Two Penn Medicine studies were released this week by the Archives of Neurology, one of the JAMA/Archives journals.
The first article, led by Daniel Weintraub, MD, associate professor of Psychiatry and Neurology in the Perelman School of Medicine at the University of Pennsylvania, notes that half of patients with Parkinson's disease (PD) and psychosis receive prescriptions for antipsychotic agents, including drugs that have the potential to worsen Parkinson's symptoms. The frequency of use of these agents has not changed since the FDA issued a black box warning about using these drugs in patients with dementia, according to a report in the July issue of Archives of Neurology, one of the JAMA/Archives journals.
To read more about Dr. Weintraub's study, see the JAMA/Archives news release. This research was supported by grants from the National Institute of Mental Health.
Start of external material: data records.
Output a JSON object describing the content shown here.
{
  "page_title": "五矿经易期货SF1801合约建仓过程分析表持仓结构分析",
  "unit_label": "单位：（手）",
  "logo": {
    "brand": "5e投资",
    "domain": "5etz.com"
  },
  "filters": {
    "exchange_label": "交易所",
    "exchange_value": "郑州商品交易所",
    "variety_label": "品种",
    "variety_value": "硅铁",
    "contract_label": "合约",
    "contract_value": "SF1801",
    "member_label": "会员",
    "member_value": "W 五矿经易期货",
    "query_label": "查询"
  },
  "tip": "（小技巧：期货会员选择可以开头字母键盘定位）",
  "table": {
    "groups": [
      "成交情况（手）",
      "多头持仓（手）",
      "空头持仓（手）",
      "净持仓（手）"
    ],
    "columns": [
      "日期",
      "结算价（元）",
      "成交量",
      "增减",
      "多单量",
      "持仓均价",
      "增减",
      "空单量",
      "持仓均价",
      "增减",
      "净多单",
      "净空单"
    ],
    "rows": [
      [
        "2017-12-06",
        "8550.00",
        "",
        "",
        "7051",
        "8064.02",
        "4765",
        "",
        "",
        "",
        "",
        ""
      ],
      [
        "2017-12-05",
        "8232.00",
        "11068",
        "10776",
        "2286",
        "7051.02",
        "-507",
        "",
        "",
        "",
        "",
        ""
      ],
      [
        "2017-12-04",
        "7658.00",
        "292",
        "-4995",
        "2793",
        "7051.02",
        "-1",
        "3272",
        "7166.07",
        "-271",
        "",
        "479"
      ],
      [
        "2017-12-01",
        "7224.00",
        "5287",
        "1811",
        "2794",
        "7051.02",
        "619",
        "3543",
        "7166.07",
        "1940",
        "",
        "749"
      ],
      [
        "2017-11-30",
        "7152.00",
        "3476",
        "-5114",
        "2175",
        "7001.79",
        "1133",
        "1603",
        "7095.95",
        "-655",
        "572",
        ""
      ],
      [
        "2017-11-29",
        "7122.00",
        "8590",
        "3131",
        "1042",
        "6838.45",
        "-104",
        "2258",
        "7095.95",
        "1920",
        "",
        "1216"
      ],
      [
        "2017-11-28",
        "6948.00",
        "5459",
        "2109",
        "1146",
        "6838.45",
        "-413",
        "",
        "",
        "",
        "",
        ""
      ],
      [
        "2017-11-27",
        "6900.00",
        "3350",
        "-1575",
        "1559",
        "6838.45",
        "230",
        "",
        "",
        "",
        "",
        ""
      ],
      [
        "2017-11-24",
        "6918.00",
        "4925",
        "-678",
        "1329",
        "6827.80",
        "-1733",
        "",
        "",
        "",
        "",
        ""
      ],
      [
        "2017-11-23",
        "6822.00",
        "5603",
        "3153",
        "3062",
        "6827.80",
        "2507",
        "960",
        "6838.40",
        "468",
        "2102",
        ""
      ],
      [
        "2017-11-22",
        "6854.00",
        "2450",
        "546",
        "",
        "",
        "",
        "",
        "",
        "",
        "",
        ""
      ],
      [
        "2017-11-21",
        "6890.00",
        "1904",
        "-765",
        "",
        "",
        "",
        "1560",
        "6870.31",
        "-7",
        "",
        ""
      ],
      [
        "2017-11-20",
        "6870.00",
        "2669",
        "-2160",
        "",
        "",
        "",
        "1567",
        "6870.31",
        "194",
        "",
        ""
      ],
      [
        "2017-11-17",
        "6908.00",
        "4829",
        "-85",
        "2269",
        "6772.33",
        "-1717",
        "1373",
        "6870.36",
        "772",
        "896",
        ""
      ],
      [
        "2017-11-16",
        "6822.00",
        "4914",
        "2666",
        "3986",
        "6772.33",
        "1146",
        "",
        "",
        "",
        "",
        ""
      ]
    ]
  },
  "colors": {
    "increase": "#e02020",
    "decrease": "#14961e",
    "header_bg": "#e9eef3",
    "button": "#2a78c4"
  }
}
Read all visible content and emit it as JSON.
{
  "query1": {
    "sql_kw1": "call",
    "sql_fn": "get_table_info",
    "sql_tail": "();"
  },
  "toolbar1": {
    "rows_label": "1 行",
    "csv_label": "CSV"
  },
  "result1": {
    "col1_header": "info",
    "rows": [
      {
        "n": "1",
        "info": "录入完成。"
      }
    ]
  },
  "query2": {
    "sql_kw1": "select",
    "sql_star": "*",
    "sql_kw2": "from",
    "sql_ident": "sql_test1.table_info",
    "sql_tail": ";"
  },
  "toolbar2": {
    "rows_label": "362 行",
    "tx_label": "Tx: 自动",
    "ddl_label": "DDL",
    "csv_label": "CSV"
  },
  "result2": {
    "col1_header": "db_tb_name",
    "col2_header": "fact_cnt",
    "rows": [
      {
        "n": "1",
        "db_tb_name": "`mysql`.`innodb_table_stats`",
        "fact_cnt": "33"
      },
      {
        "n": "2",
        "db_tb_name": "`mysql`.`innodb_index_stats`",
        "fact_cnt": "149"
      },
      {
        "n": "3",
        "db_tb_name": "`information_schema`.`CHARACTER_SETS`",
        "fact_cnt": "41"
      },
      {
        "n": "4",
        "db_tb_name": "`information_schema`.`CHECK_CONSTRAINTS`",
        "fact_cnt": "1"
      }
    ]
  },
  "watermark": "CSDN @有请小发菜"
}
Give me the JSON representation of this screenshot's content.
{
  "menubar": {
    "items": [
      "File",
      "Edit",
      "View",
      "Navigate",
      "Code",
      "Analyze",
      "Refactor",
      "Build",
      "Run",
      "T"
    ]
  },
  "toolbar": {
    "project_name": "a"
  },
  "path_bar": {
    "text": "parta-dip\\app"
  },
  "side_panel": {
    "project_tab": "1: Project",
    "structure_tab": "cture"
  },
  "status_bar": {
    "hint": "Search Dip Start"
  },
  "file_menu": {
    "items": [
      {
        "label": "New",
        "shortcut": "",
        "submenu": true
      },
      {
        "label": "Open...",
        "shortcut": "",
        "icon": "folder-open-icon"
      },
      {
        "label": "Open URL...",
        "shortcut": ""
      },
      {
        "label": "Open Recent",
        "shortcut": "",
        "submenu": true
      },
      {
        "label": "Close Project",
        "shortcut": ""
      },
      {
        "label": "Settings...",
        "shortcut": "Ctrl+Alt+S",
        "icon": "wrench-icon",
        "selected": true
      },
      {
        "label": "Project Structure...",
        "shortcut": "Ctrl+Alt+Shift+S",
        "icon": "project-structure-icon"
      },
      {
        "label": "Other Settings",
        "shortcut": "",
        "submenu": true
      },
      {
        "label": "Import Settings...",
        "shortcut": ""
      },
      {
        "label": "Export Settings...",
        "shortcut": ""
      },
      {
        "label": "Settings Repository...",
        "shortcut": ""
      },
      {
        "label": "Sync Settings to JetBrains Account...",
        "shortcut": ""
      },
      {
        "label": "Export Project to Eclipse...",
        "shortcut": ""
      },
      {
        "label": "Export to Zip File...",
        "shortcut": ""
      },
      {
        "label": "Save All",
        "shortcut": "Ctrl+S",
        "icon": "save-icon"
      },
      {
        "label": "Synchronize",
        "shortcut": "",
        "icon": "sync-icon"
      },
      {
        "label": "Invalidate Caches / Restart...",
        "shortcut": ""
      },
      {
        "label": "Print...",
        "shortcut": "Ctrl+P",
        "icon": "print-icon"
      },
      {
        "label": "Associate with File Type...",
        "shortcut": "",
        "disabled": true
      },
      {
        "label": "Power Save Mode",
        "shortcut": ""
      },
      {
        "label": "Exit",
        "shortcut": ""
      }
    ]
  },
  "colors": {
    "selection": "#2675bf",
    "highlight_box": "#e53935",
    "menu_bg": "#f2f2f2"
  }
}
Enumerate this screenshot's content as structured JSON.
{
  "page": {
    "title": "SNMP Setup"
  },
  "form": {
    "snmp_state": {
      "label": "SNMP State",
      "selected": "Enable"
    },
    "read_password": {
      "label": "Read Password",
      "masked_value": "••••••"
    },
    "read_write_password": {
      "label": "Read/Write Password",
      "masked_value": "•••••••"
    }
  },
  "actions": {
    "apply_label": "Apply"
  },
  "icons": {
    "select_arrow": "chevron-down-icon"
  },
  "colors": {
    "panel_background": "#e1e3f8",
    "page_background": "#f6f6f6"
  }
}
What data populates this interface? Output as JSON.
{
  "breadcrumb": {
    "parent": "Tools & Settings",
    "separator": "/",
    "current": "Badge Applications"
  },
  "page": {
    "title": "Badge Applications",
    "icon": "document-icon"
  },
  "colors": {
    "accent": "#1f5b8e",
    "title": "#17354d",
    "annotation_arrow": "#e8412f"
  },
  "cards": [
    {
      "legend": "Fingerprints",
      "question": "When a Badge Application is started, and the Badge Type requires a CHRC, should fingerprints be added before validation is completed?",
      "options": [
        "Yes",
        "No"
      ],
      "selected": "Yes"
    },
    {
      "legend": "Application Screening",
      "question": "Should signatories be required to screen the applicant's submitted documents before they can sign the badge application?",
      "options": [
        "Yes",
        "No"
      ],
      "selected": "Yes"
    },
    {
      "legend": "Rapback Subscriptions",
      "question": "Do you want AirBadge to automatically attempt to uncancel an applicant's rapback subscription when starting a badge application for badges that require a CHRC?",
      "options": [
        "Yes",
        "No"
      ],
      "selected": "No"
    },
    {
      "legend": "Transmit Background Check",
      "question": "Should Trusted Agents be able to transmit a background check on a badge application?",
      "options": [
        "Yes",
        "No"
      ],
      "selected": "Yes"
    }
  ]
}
In the second study, David Wolk, MD, assistant professor of Neurology in the Perelman School of Medicine at the University of Pennsylvania and colleagues studied the use of positron emission tomography (PET) imaging to help identify findings in brain tissue associated with Alzheimer's disease (AD).
The research team evaluated use of a tracer called fluorine 18-labeled flutemetamol and conducted PET scans on seven patients who were given a dose of this substance. Researchers found correspondence between readings of the PET scans and evidence of amyloid lesions-the plaque associated with AD-provided by microscopic evaluation of the biopsied tissue.
"With the potential emergence of disease-specific interventions for AD," said Dr. Wolk , "biomarkers that provide molecular specificity will likely become of greater importance in the differential diagnosis of cognitive impairment in older adults."
For more information about this study, see the JAMA/Archives news release. Dr. Wolk's study was entirely sponsored by GE Healthcare.
Penn Medicine is one of the world's leading academic medical centers, dedicated to the related missions of medical education, biomedical research, and excellence in patient care. Penn Medicine consists of the Raymond and Ruth Perelman School of Medicine at the University of Pennsylvania (founded in 1765 as the nation's first medical school) and the University of Pennsylvania Health System, which together form a $5.3 billion enterprise.
The Perelman School of Medicine has been ranked among the top five medical schools in the United States for the past 18 years, according to U.S. News & World Report's survey of research-oriented medical schools. The School is consistently among the nation's top recipients of funding from the National Institutes of Health, with $373 million awarded in the 2015 fiscal year.
The University of Pennsylvania Health System's patient care facilities include: The Hospital of the University of Pennsylvania and Penn Presbyterian Medical Center -- which are recognized as one of the nation's top "Honor Roll" hospitals by U.S. News & World Report -- Chester County Hospital; Lancaster General Health; Penn Wissahickon Hospice; and Pennsylvania Hospital -- the nation's first hospital, founded in 1751. Additional affiliated inpatient care facilities and services throughout the Philadelphia region include Chestnut Hill Hospital and Good Shepherd Penn Partners, a partnership between Good Shepherd Rehabilitation Network and Penn Medicine.
Penn Medicine is committed to improving lives and health through a variety of community-based programs and activities. In fiscal year 2015, Penn Medicine provided $253.3 million to benefit our community.